Oral presentation by Dr. Meletios A. Dimopoulos
For patients with multiple myeloma being treated on a first-line basis and who have received an autologous hematopoietic stem cell transplant, the use of maintenance therapy has become a standard therapeutic approach.
The phase III Tourmaline-MM3 study evaluates the impact of the first oral proteasome inhibitor, ixazomib, versus placebo as maintenance therapy after induction and an autologous transplant with an at least partial response. Ixazomib was used at 3 mg on Day 1, 8 and 15 every 28 days, with a dose increase to 4 mg starting with the 5th cycle so long as there was no significant toxicity for a maximum of 2 years. The primary objective was progression-free survival (PFS).
Six hundred and fifty-six patients with multiple myeloma were recruited. After a median follow-up of 31 months, PFS went from 21.3 months to 26.5 months, a 39% improvement. Significantly more patients had an improved quality of response. The tolerance to treatment was particularly good, 7% of patients in the ixazomib arm discontinued maintenance treatment due to side effects versus 5% in the placebo arm. Despite the maintenance treatment, the quality of life of patients on ixazomib was preserved, similar to placebo.

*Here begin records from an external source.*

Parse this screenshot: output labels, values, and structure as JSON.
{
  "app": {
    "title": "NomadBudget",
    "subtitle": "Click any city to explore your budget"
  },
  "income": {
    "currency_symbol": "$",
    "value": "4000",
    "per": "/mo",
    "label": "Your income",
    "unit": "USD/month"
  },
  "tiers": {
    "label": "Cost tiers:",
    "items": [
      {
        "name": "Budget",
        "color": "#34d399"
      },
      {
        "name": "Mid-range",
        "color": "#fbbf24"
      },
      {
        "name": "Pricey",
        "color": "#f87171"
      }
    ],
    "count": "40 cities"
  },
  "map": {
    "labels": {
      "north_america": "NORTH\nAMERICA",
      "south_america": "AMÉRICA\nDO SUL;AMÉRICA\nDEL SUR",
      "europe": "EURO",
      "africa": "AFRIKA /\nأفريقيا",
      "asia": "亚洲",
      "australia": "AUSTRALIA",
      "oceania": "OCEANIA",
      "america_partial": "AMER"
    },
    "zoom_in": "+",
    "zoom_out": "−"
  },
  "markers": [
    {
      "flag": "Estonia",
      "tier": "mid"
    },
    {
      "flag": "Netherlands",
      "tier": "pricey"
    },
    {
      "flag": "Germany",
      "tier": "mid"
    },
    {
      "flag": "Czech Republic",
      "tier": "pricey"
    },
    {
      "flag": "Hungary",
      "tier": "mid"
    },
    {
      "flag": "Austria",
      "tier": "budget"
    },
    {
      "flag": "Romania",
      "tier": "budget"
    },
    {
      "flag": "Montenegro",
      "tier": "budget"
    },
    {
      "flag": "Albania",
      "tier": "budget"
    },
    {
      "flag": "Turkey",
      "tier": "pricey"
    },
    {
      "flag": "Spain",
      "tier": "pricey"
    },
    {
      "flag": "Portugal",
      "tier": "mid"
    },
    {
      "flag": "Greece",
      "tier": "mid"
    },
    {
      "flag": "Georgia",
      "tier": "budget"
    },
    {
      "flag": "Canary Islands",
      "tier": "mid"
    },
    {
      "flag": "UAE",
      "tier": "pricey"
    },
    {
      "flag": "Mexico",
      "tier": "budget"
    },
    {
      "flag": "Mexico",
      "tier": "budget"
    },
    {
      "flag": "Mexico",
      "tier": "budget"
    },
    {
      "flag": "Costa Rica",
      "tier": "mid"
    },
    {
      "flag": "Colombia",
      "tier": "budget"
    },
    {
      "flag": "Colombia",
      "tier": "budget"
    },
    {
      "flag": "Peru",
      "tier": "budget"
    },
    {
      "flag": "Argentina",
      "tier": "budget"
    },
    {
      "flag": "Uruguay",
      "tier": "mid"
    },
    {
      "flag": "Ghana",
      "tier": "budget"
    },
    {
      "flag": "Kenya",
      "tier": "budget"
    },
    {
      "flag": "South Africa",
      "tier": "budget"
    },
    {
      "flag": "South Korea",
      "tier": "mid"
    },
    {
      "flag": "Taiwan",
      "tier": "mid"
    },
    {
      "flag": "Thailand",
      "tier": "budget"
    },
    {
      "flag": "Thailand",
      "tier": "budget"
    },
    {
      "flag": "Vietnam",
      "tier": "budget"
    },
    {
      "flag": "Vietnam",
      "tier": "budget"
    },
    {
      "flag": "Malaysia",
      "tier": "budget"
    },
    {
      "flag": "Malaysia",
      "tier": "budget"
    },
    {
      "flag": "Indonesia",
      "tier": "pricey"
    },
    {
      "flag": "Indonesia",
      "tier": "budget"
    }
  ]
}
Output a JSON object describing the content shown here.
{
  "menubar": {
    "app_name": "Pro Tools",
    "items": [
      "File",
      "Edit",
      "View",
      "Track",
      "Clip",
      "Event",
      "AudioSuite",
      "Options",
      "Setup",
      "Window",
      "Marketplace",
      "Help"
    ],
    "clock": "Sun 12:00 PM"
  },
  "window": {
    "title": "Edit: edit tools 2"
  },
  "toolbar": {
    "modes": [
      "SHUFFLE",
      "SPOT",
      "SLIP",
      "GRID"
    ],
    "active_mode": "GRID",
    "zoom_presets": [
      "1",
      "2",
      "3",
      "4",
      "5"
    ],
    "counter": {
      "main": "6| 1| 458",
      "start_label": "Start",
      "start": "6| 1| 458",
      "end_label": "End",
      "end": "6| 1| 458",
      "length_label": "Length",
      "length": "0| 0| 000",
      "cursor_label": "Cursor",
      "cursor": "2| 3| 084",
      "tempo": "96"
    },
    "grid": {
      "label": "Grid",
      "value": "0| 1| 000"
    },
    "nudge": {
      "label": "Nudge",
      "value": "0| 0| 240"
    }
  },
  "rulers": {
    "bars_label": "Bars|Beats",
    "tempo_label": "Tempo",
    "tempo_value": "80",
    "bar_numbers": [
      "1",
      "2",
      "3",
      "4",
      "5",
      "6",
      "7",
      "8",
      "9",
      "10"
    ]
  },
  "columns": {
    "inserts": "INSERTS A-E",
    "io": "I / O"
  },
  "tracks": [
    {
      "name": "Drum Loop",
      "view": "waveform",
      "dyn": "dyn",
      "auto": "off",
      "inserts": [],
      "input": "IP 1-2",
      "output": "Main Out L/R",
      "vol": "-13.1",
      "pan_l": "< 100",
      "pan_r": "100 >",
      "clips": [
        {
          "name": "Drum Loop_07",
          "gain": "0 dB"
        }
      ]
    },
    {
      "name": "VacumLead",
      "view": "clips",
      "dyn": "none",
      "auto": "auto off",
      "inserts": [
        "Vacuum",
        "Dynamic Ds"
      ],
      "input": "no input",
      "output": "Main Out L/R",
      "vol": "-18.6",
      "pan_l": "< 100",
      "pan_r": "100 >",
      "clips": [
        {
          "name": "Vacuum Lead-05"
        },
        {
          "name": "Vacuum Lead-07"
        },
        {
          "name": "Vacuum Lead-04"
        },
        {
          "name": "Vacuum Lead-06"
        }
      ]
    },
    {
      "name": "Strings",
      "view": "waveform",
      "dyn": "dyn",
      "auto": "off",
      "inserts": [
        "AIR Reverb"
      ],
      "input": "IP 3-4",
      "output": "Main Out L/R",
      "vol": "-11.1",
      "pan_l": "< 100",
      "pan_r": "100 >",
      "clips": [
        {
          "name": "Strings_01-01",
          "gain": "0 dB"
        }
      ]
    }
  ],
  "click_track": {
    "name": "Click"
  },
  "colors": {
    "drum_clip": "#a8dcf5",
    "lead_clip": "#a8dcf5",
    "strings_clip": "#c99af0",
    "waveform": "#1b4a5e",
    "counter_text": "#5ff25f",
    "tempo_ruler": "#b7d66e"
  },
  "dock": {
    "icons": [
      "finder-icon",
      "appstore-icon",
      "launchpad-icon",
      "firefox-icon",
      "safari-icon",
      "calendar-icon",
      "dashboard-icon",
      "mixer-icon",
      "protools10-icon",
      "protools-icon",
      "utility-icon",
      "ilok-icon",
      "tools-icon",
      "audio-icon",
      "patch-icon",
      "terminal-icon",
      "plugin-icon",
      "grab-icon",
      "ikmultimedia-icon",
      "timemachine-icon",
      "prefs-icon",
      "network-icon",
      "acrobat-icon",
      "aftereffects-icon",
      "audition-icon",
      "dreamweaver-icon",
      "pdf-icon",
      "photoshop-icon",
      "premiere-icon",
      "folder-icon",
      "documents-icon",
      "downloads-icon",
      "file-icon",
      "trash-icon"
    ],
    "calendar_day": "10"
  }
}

In summary, this study demonstrated a 28% reduction in the risk of progression or death with the use of ixazomib compared to placebo. The magnitude of this benefit is not that of the lenalidomide used as maintenance therapy following the autologous transplant. However, this study is not a comparison of ixazomib to lenalidomide, but rather a study that mentions that ixazomib is an appropriate alternative to lenalidomide when the latter should be avoided.